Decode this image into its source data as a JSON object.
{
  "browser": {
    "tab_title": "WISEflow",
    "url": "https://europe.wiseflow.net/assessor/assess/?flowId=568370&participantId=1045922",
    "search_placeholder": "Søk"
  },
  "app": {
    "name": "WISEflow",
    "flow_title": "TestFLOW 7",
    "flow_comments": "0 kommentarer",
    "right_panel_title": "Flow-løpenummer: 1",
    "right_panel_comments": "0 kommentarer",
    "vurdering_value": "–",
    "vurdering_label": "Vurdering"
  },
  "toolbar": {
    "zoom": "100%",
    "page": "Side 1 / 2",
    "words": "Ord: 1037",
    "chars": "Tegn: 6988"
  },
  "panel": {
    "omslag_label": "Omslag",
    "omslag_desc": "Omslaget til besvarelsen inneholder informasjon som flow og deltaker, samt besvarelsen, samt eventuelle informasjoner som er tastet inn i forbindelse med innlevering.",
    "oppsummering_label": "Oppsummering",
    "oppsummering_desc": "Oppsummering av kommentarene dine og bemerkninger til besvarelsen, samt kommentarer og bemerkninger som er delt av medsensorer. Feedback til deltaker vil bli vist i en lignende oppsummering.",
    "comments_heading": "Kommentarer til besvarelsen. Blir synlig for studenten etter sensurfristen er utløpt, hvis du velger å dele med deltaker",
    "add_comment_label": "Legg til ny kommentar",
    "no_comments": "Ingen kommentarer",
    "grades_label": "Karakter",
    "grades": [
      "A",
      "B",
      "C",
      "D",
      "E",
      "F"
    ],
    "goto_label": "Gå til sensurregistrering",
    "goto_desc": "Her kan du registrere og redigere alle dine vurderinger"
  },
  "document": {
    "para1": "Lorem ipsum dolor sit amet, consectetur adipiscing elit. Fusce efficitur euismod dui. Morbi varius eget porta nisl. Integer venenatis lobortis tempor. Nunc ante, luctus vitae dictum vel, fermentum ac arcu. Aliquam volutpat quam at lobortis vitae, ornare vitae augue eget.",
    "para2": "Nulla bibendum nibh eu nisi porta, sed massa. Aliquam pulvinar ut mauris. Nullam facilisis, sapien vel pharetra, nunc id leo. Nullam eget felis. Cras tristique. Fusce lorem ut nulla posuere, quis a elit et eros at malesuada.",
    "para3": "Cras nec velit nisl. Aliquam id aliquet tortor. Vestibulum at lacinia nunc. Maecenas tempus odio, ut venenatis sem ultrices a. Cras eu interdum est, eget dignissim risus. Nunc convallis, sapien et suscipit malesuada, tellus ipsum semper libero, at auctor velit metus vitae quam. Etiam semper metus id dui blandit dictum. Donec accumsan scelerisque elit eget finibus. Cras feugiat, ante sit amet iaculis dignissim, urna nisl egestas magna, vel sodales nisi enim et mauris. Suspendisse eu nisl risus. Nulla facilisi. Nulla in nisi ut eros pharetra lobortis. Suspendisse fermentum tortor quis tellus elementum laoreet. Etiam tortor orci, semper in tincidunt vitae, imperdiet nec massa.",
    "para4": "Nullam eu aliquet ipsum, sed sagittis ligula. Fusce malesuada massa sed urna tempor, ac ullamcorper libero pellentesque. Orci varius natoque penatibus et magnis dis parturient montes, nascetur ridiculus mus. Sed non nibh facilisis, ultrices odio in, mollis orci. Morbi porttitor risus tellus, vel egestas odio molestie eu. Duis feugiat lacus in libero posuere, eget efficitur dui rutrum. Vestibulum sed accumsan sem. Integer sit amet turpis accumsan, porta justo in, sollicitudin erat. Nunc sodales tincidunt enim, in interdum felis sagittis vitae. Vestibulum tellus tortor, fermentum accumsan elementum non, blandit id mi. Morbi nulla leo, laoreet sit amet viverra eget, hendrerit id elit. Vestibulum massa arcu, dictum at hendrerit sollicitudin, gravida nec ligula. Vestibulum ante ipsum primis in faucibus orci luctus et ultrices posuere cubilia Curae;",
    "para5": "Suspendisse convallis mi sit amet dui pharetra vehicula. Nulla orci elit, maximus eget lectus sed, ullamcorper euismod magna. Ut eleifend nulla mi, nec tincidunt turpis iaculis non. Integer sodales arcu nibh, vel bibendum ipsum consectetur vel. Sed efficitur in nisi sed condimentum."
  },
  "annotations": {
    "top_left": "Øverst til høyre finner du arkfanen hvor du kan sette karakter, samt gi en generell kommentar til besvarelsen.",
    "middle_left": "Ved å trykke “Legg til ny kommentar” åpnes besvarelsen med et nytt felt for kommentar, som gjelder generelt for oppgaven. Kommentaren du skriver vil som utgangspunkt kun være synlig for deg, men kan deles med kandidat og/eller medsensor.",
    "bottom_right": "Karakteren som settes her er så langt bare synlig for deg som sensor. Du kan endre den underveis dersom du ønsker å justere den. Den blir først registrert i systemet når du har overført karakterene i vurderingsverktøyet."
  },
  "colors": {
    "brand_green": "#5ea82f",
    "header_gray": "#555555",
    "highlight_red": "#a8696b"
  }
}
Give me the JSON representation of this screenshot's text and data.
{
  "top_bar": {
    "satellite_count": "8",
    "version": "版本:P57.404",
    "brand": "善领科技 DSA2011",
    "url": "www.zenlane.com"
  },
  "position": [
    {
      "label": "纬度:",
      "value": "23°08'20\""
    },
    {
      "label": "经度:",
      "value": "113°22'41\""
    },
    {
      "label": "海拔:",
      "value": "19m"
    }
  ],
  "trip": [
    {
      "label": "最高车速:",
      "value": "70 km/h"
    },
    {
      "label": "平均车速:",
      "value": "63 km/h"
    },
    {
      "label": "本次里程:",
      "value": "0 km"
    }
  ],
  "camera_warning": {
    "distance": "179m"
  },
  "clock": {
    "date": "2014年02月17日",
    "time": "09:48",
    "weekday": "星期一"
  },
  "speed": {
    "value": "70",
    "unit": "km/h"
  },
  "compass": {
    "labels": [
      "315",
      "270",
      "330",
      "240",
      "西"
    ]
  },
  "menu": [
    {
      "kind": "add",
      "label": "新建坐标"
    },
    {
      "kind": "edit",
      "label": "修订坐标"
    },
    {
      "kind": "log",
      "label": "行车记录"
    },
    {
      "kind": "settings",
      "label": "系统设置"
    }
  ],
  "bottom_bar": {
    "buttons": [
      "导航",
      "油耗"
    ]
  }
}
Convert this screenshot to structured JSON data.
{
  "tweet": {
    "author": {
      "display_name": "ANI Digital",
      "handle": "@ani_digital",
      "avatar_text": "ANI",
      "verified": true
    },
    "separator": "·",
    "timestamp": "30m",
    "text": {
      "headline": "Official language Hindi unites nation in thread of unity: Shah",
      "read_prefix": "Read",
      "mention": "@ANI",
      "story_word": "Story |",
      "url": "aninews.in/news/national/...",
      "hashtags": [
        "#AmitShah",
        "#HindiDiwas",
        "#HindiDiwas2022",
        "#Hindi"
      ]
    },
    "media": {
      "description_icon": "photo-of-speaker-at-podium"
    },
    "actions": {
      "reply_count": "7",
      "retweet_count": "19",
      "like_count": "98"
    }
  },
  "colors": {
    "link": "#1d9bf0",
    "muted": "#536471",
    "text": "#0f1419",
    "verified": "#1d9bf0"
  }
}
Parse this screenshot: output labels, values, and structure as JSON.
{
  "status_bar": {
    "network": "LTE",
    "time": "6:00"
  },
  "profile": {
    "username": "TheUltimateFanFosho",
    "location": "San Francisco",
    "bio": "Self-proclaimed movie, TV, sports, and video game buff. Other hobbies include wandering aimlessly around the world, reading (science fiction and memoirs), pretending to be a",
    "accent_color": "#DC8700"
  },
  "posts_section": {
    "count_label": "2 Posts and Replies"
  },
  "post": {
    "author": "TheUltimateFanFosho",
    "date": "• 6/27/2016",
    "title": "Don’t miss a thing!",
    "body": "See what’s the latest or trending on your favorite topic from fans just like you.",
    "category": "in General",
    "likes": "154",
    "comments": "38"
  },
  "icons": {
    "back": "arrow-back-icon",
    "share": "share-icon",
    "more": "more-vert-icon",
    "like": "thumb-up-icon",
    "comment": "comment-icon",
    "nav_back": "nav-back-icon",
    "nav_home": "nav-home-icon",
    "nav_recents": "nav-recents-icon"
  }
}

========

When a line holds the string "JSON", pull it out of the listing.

*Answer to this task*:
Decode this image into its source data as a JSON object.
Give me the JSON representation of this screenshot's text and data.
Convert this screenshot to structured JSON data.
Parse this screenshot: output labels, values, and structure as JSON.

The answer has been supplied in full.